When Nintendo ships the 3DS on March 27, the portable will come with six augmented reality games. These titles will be based on a real-life card that is placed on a flat surface, which a player then centers the portable's outward-facing camera on. Once recognized, the AR card will initiate a game that will appear to be set in the real world, altering the surface and requiring the player to physically move the 3DS to center on targets or various other aspects of gameplay.
Now another handheld will also be bringing AR games to market. At a Game Developers Conference demonstration this week, Sony revealed that its Next Generation Portable will also have augmented reality functionality. During the demo, Sony Computer Entertainment director Tsutomu Horikawa used an old dinosaur demo from 1995 as an example.
The demo showed a Tyrannosaurus rex walking forward with cruder graphics from the era. Then, Horikawa pulled out an NGP demo unit and pointed its outward-facing camera toward a poster of a T. rex on the ground. He then panned up toward the ceiling of the room, and lo and behold, a 20-foot-tall T. rex was towering over the room--on the NGP, anyway.
AR Games weren't the only functionality revealed at the Sony session. The NGP will sport a feature called "Near," which will let players know where they went that day and find out which NGP games are popular in any given area. The 3G model of the NGP will achieve this via GPS, while the non-3G version will do so using Skyhook, a service that determines one's location via wireless hotspots.
The Near service will also allow for gaming possibilities similar to those used with the PSP GPS peripheral. People can engage in virtual treasure hunts at real-life locations and, once a treasure is found, exchange rare items wirelessly.
The majority of the Sony session, though, covered familiar ground. The power of the device's Arm9 CPU, with four 32-bit cores and advanced branch prediction, was touted, as was the processing brawn of its PowerVR SGX543MP4+ GPU. The CPU has four symmetrical cores, similar to console and PC architecture, allowing for the sharing of assets from PlayStation 3 and Xbox 360 games.
The NGP uses programmable shaders much like the PS3 and has a lot of VRAM compared to the PSP. However, in terms of clock speeds, it won't be as powerful as the PS3, since if it were, "it would probably set fire to your pants," according to Sony platform research manager David Coombes.

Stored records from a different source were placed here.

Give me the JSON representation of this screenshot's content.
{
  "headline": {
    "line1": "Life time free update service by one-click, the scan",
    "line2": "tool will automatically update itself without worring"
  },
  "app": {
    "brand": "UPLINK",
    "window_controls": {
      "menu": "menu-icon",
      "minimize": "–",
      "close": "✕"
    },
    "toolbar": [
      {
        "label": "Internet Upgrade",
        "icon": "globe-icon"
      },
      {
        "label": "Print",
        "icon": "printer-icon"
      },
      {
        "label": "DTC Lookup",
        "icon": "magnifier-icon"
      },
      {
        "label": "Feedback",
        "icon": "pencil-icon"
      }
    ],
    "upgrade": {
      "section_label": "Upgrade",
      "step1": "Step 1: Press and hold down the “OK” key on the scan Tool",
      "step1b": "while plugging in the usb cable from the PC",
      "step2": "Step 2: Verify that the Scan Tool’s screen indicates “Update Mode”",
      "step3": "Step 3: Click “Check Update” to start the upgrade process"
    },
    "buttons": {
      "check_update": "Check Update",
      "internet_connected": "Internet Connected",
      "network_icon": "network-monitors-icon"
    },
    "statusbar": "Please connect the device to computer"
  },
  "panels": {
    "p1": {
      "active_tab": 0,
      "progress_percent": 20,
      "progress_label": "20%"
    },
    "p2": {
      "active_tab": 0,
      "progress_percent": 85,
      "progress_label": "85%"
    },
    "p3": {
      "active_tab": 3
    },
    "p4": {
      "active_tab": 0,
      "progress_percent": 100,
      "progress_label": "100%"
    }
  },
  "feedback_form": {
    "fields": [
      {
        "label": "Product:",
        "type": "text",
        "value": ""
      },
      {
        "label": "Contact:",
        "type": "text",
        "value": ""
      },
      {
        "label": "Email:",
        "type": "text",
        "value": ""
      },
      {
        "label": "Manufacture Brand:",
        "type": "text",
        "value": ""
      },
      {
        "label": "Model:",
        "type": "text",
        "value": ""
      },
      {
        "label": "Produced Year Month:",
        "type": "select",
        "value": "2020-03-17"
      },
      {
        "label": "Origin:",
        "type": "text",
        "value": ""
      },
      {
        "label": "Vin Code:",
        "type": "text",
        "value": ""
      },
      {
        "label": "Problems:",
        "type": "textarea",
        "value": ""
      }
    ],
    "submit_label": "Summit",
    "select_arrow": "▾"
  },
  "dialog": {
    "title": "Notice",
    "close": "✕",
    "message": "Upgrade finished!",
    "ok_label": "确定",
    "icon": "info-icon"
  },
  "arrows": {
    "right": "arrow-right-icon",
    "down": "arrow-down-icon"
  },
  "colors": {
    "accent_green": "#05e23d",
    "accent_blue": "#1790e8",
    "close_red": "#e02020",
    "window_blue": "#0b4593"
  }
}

Coombes said the NGP is a little bit bigger than the PSP and has four times the resolution of the previous portable's screen. He went over the features of the portable, including its dual thumbsticks, which he called "proper sticks," not PSP-like nubs. It's got a three-axis accelerometer and a three-axis gyroscope. The device also has touch screens on the back and front, both of which are multitouch and actually sense pressure as well.
The NGP also has two high-frame-rate cameras that will be able to detect human faces and have head tracking. The cameras will be capable of a passive camera mode that will let players take pictures of themselves that can be used as an avatar that will reflect damage. The NGP will also be capable of an active camera mode, which will be able to capture real-life textures for use in a game like the NGP version of Little Big Planet.